Who were you inspired by growing up?
I listened to a lot of The Beatles growing up. There was a good amount of Billy Joel and George Michael as well. I know Nate listened to a lot of Soul/R&B. Jason listened to pretty much anything. I think mainly punk and other rock music. But Jeff, pop punk all the way!

What have you taken with you into who you are now from those inspirations?
I put a lot if stock into our songwriting. There are so many bands out there that I call “soundchasers.” They put so much focus into their sound, but there isn’t much going on with the song itself. Ultimately, once the trends change, they’re left with nothing. I definitely appreciate good songwriting. If the song is good, it doesn’t really matter how it’s produced. It will always be good, and it can always be re-recorded/produced to sound a specific way. I think the Beatles are a perfect example.

The Epilogues have been called the hardest working band in Denver; you guys have played every venue in town. What are some of your favorites?
Red Rocks was hands down the most impressive. However, we probably played 30+ shows at the Marquis Theatre. That place will always be a home to us.

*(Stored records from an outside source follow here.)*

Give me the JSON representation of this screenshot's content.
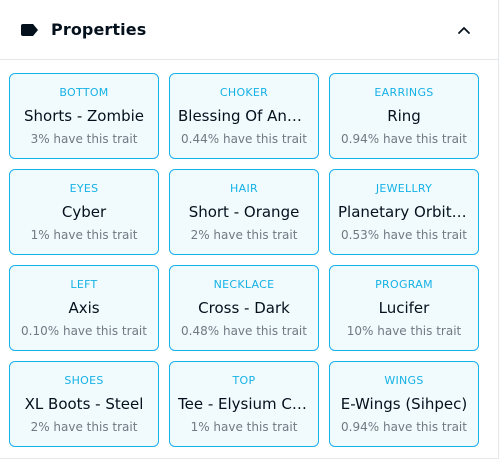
{
  "header": {
    "title": "Properties",
    "icon": "tag-icon",
    "toggle_icon": "chevron-up-icon"
  },
  "colors": {
    "accent": "#15b2e5",
    "card_bg": "#f0fafd",
    "text": "#04111d",
    "muted": "#707a83"
  },
  "traits": [
    {
      "type": "BOTTOM",
      "value": "Shorts - Zombie",
      "rarity": "3% have this trait"
    },
    {
      "type": "CHOKER",
      "value": "Blessing Of Angels",
      "rarity": "0.44% have this trait"
    },
    {
      "type": "EARRINGS",
      "value": "Ring",
      "rarity": "0.94% have this trait"
    },
    {
      "type": "EYES",
      "value": "Cyber",
      "rarity": "1% have this trait"
    },
    {
      "type": "HAIR",
      "value": "Short - Orange",
      "rarity": "2% have this trait"
    },
    {
      "type": "JEWELLRY",
      "value": "Planetary Orbit Ring",
      "rarity": "0.53% have this trait"
    },
    {
      "type": "LEFT",
      "value": "Axis",
      "rarity": "0.10% have this trait"
    },
    {
      "type": "NECKLACE",
      "value": "Cross - Dark",
      "rarity": "0.48% have this trait"
    },
    {
      "type": "PROGRAM",
      "value": "Lucifer",
      "rarity": "10% have this trait"
    },
    {
      "type": "SHOES",
      "value": "XL Boots - Steel",
      "rarity": "2% have this trait"
    },
    {
      "type": "TOP",
      "value": "Tee - Elysium Crew",
      "rarity": "1% have this trait"
    },
    {
      "type": "WINGS",
      "value": "E-Wings (Sihpec)",
      "rarity": "0.94% have this trait"
    }
  ]
}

How do you feel the band has grown since its inception in 2004?
Considerably! We started out right around the time The Killers blew up. At the time, they were really the first band that used synth in dance/pop. We listened to bands like NIN and the Prodigy, but this was the first time that synths in indie rock made sense. I think we latched onto their sound as a starting point, and grew from there. Granted, we were just awful when we started out, but we were passionate and driven. Over time we learned to refine our sound, and it eventually became what it is today.

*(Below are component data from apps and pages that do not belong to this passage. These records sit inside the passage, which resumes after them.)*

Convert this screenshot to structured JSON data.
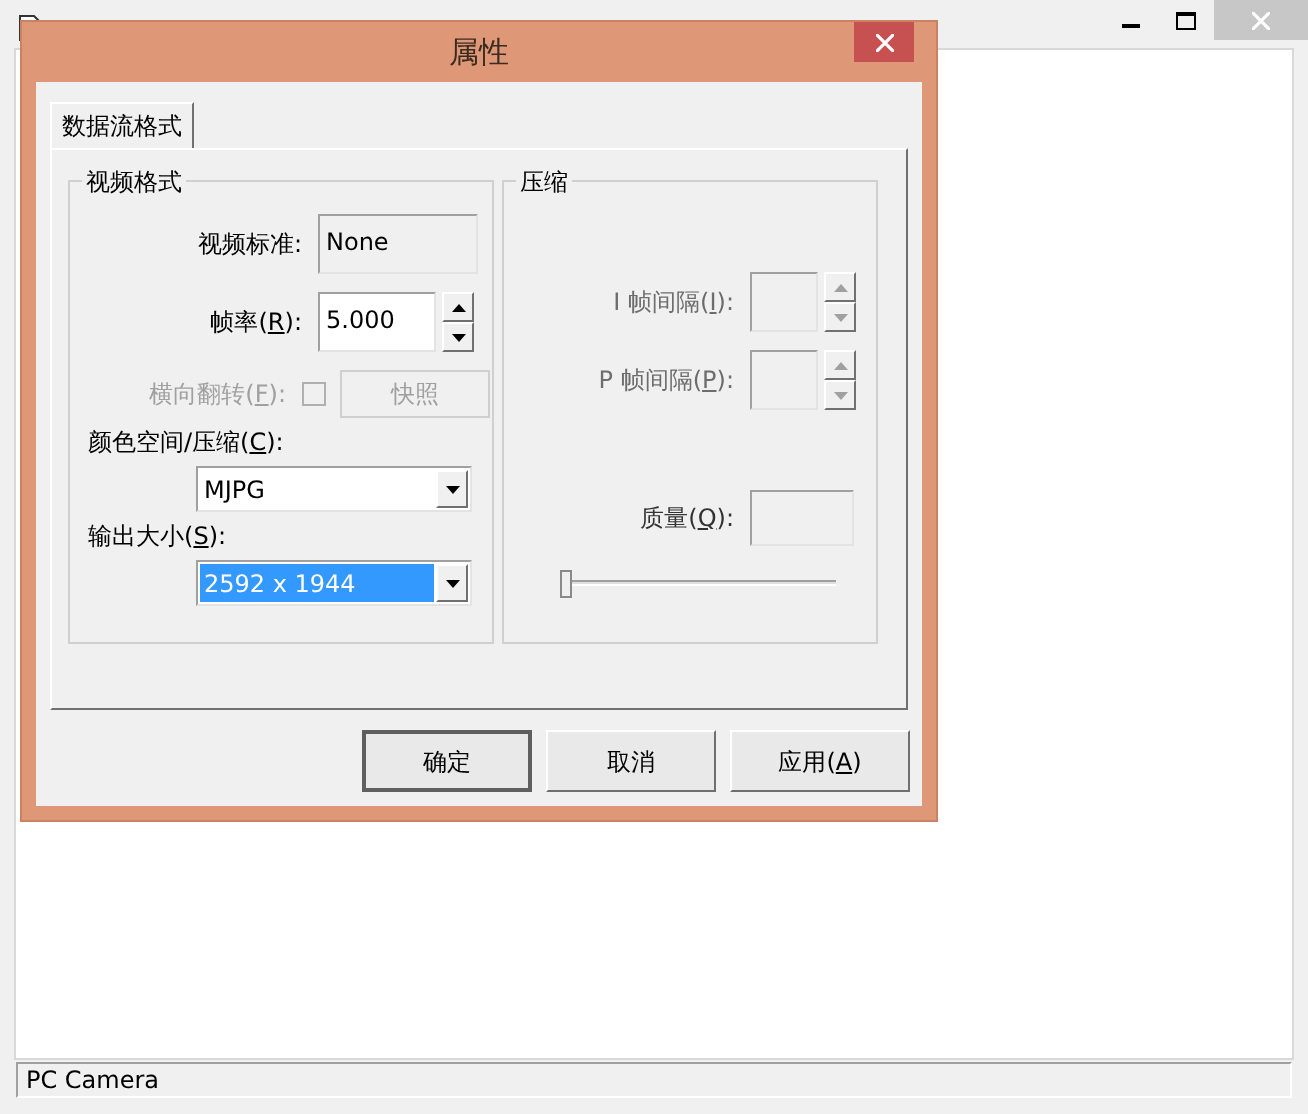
{
  "main_window": {
    "status_bar": "PC Camera"
  },
  "dialog": {
    "title": "属性",
    "tabs": [
      {
        "label": "数据流格式",
        "selected": true
      }
    ],
    "video_format": {
      "title": "视频格式",
      "rows": [
        {
          "kind": "readonly",
          "label": {
            "before": "视频标准:"
          },
          "value": "None"
        },
        {
          "kind": "spin",
          "label": {
            "before": "帧率(",
            "key": "R",
            "after": "):"
          },
          "value": "5.000",
          "disabled": false
        },
        {
          "kind": "checkbox",
          "label": {
            "before": "横向翻转(",
            "key": "F",
            "after": "):"
          },
          "checked": false,
          "disabled": true,
          "button": "快照"
        },
        {
          "kind": "combo",
          "label": {
            "before": "颜色空间/压缩(",
            "key": "C",
            "after": "):"
          },
          "value": "MJPG",
          "selected": false
        },
        {
          "kind": "combo",
          "label": {
            "before": "输出大小(",
            "key": "S",
            "after": "):"
          },
          "value": "2592 x 1944",
          "selected": true
        }
      ]
    },
    "compression": {
      "title": "压缩",
      "rows": [
        {
          "kind": "spin",
          "label": {
            "before": "I 帧间隔(",
            "key": "I",
            "after": "):"
          },
          "disabled": true
        },
        {
          "kind": "spin",
          "label": {
            "before": "P 帧间隔(",
            "key": "P",
            "after": "):"
          },
          "disabled": true
        },
        {
          "kind": "field",
          "label": {
            "before": "质量(",
            "key": "Q",
            "after": "):"
          },
          "disabled": true
        },
        {
          "kind": "slider",
          "level": 0
        }
      ]
    },
    "buttons": [
      {
        "label": {
          "before": "确定"
        },
        "default": true
      },
      {
        "label": {
          "before": "取消"
        },
        "default": false
      },
      {
        "label": {
          "before": "应用(",
          "key": "A",
          "after": ")"
        },
        "default": false
      }
    ]
  }
}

In April 2012 the band was signed to the Greater Than Collective label and in July got “The Fallout” accepted by MTV and VH1. How has this changed The Epilogues’ vision of themselves as a band?
It’s a great feeling having the resources and support to follow our passion. We’ve been DIY for most of our careers, and to finally have a team as involved and supportive as Greater Than is absolutely incredible. I think “The Fallout” was just a stepping off point – we just premiered our first single, “Paradigm Shift,” in Rolling Stone - and I can’t wait to see how the rest of the album is received.

The video for “The Fallout” is beautiful. Where did the idea come from and who worked on it with you guys?
Dillon Novak was the brainchild behind all of our videos. Dillon came to us a few years ago needing a band to fill in for a video shoot. We actually missed the opportunity and Brightwood got the video. However, it gave us the introduction we needed. I remember we wanted to film a video for “Hunting Season.” So we (Dillon included) literally scrapped together all the cash we could. We had about twenty people on crew volunteering their time, and we shot the video in one day. It was one of the best times we’ve had in this band. After that we followed up with a video for “The Fallout.” We brought on Greg Ephraim as cinematographer and had a considerably larger budget thanks to a successful Kickstarter campaign. Dillon drew up the treatment again and we shot in two days. Despite the cold, it was a great experience!

As often as you guys play how hard is it to find time to sit down and write?
That’s actually one of the hardest parts about being in a band. It’s a full time job keeping the business side thriving, so it can be tricky keeping up on practicing. We’ve had to become more diligent about fitting in practice, despite our hectic schedules. When we don’t practice, we tend to lose focus and forget why we enjoy this in the first place.

What's your process for songwriting at this point?
Typically I (Chris) do the initial songwriting. It’s more like giving the band a roadmap. From there, everyone gives their input and it usually takes on a new sound or direction.

It's been a little while since The Epilogues have released a full album. Can we expect one soon?
Yes, our new album, Cinematics, will be releasing in Denver Oct 2, 2012 at Twist and Shout. We’re playing our release show on Oct 6, 2012 at Summit Music Hall. Cinematics will release nationally on Nov 6, 2012.

            - Natja

1 comment:

yachtsauce said...

I'm more excited for this album than I have been for any other album ever! Did you see this trailer for it??! It's awesome!!!!